PROBLEM DESCRIPTION — Scan the entries below for the word "default". Copy each line that has it.

EXERCISE INPUT —
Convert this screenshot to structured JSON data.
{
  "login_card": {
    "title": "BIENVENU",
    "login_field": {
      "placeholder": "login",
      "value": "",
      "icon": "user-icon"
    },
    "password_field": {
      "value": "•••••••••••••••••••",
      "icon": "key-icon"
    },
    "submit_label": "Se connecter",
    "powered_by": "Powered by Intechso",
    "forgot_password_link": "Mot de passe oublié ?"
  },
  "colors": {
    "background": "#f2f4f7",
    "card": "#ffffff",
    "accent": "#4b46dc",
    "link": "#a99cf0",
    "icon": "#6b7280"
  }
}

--

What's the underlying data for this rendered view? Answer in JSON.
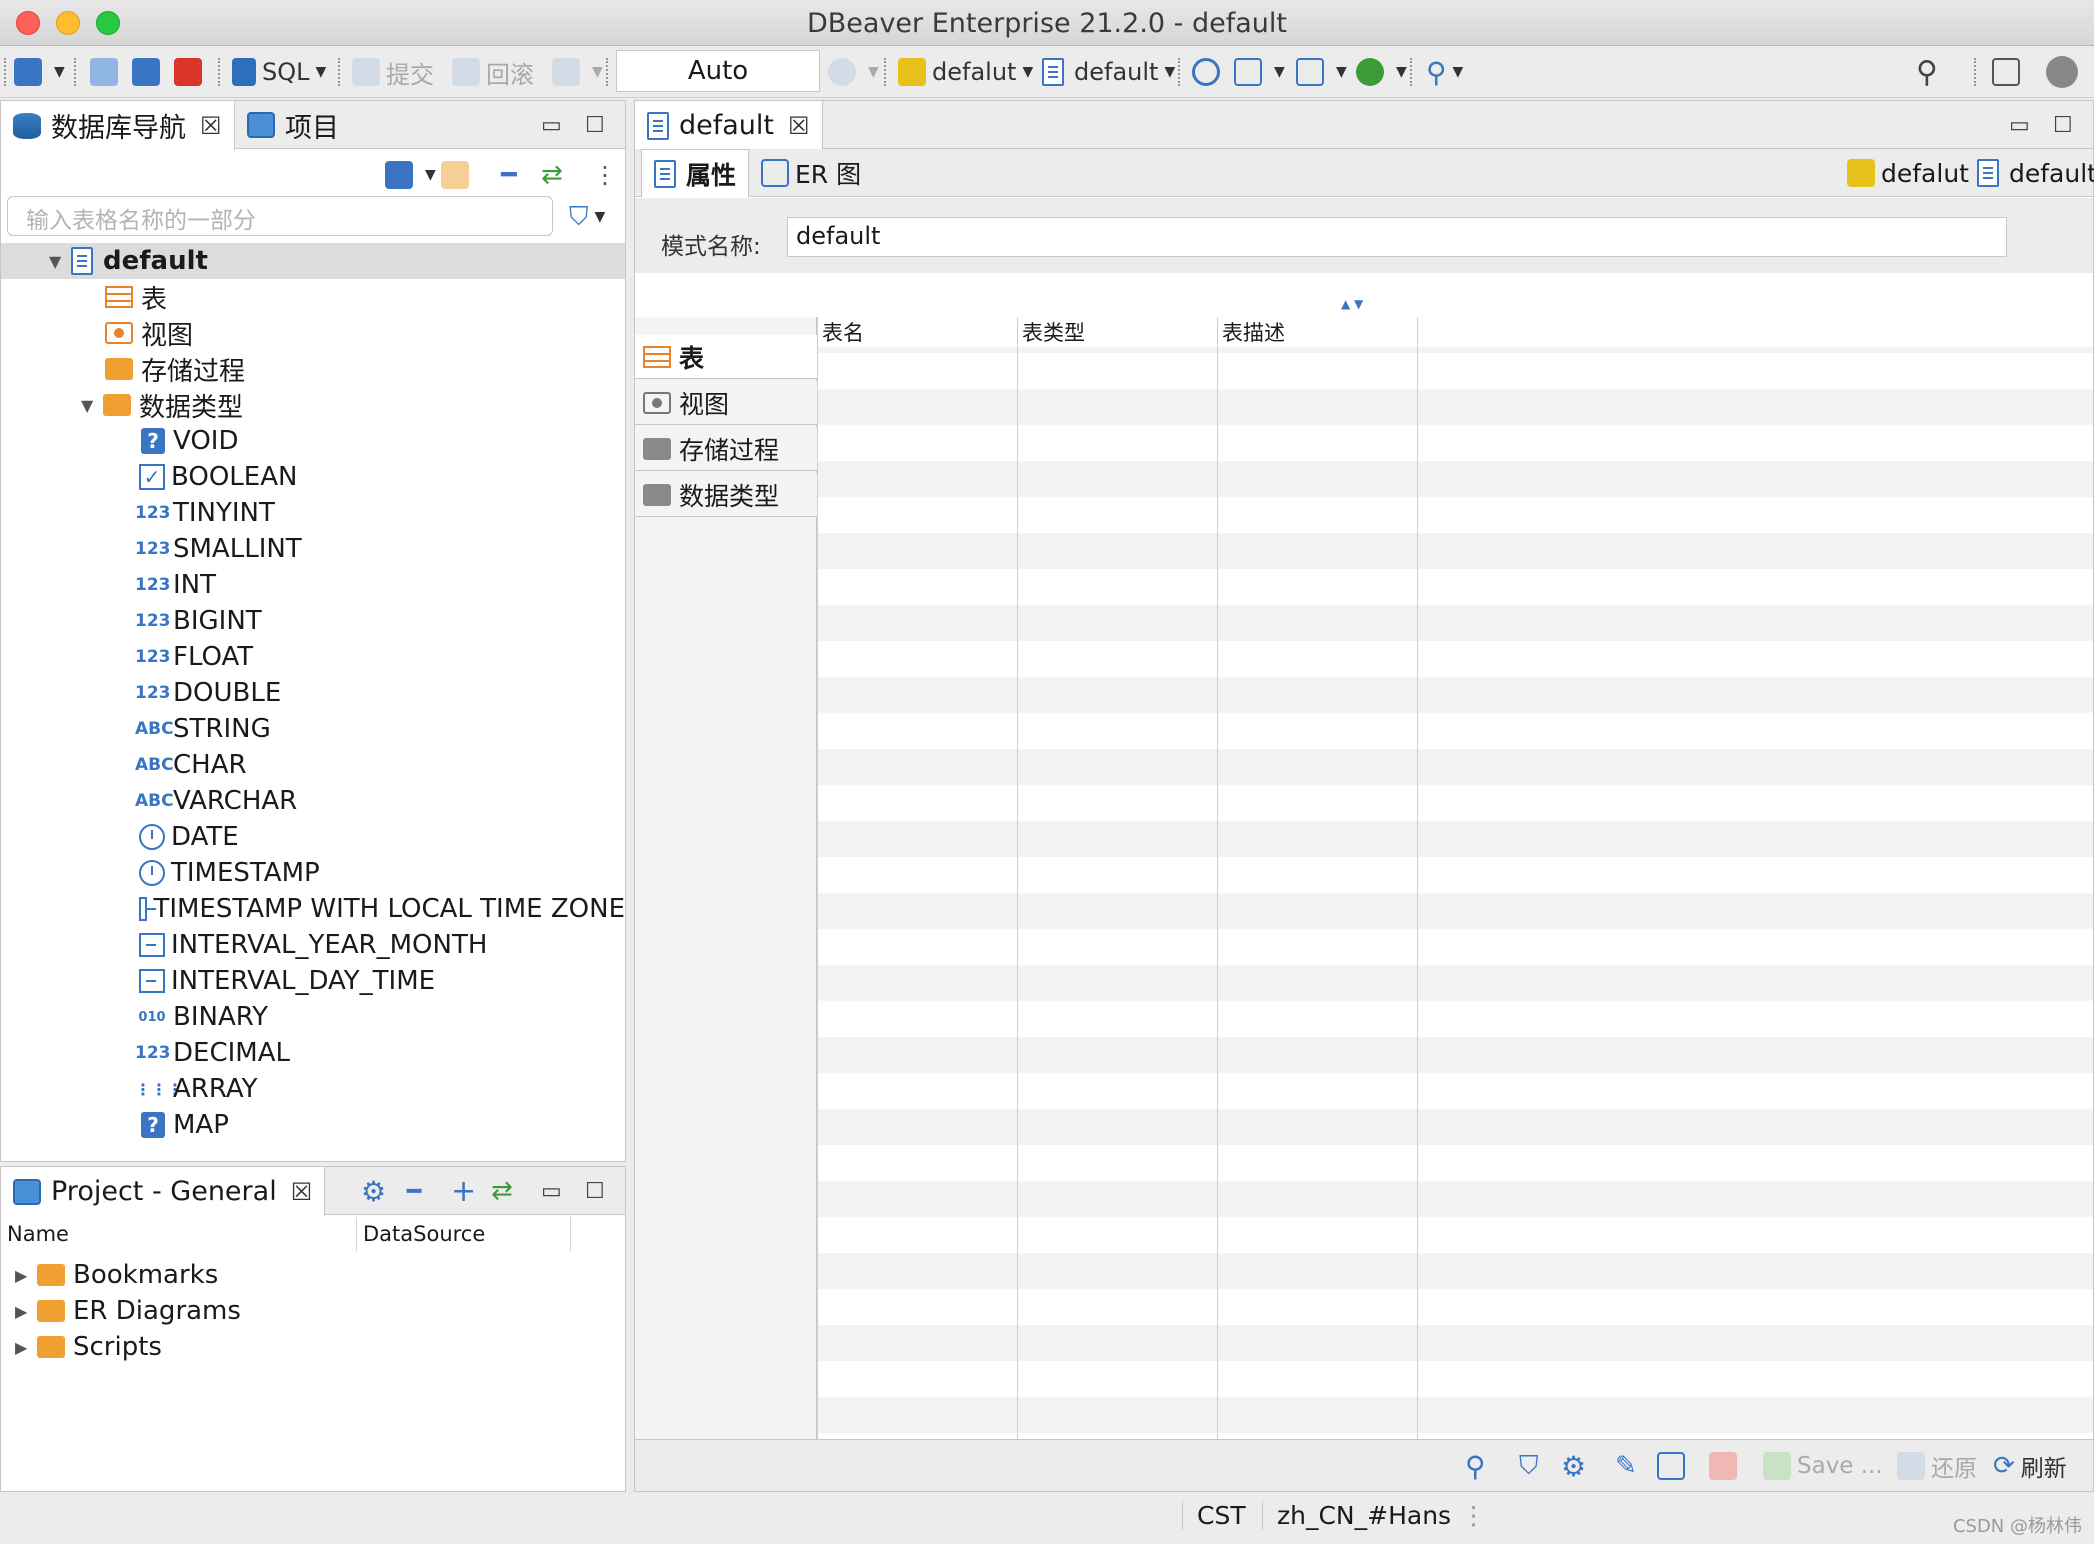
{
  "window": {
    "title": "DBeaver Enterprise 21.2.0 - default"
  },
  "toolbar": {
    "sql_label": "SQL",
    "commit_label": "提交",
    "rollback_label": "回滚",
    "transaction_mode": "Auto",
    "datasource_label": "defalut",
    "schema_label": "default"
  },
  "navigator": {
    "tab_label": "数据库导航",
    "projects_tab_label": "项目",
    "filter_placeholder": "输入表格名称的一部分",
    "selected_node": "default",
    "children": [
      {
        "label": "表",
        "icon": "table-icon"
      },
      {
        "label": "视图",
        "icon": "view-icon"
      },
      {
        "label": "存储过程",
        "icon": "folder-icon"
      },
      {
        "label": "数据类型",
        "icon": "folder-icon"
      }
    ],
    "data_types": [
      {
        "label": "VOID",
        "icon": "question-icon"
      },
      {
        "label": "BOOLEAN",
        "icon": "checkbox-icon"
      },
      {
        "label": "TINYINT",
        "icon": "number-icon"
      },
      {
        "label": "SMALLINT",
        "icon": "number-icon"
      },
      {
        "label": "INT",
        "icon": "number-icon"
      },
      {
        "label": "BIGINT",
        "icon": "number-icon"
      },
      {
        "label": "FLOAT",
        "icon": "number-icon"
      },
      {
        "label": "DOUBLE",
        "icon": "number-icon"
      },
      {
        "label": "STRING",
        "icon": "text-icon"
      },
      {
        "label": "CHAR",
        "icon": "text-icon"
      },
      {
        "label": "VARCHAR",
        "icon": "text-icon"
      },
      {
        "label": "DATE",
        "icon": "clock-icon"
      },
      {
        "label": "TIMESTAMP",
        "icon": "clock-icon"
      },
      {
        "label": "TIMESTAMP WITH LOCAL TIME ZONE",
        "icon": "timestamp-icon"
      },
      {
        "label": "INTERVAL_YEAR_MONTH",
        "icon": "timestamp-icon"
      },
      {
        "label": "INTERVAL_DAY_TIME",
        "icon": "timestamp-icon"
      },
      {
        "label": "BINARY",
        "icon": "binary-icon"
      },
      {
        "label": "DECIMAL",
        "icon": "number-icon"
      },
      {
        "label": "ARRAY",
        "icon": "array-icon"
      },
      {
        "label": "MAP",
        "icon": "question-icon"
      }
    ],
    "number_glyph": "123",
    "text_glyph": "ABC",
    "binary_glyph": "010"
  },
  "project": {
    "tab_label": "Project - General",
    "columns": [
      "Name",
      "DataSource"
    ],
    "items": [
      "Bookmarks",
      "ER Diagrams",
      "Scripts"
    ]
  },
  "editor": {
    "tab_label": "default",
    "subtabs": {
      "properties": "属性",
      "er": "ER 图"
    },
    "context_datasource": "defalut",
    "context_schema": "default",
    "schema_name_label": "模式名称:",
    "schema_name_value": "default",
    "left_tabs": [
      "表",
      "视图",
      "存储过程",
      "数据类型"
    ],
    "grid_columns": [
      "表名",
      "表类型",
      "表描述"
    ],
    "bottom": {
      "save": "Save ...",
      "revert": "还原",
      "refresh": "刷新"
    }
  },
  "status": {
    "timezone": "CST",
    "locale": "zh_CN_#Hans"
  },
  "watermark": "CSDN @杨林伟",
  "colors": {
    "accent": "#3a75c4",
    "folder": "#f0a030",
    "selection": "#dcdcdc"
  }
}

SOLVED PROBLEM —
    "title": "DBeaver Enterprise 21.2.0 - default"
    "schema_label": "default"
    "selected_node": "default",
    "tab_label": "default",
    "context_schema": "default",
    "schema_name_value": "default",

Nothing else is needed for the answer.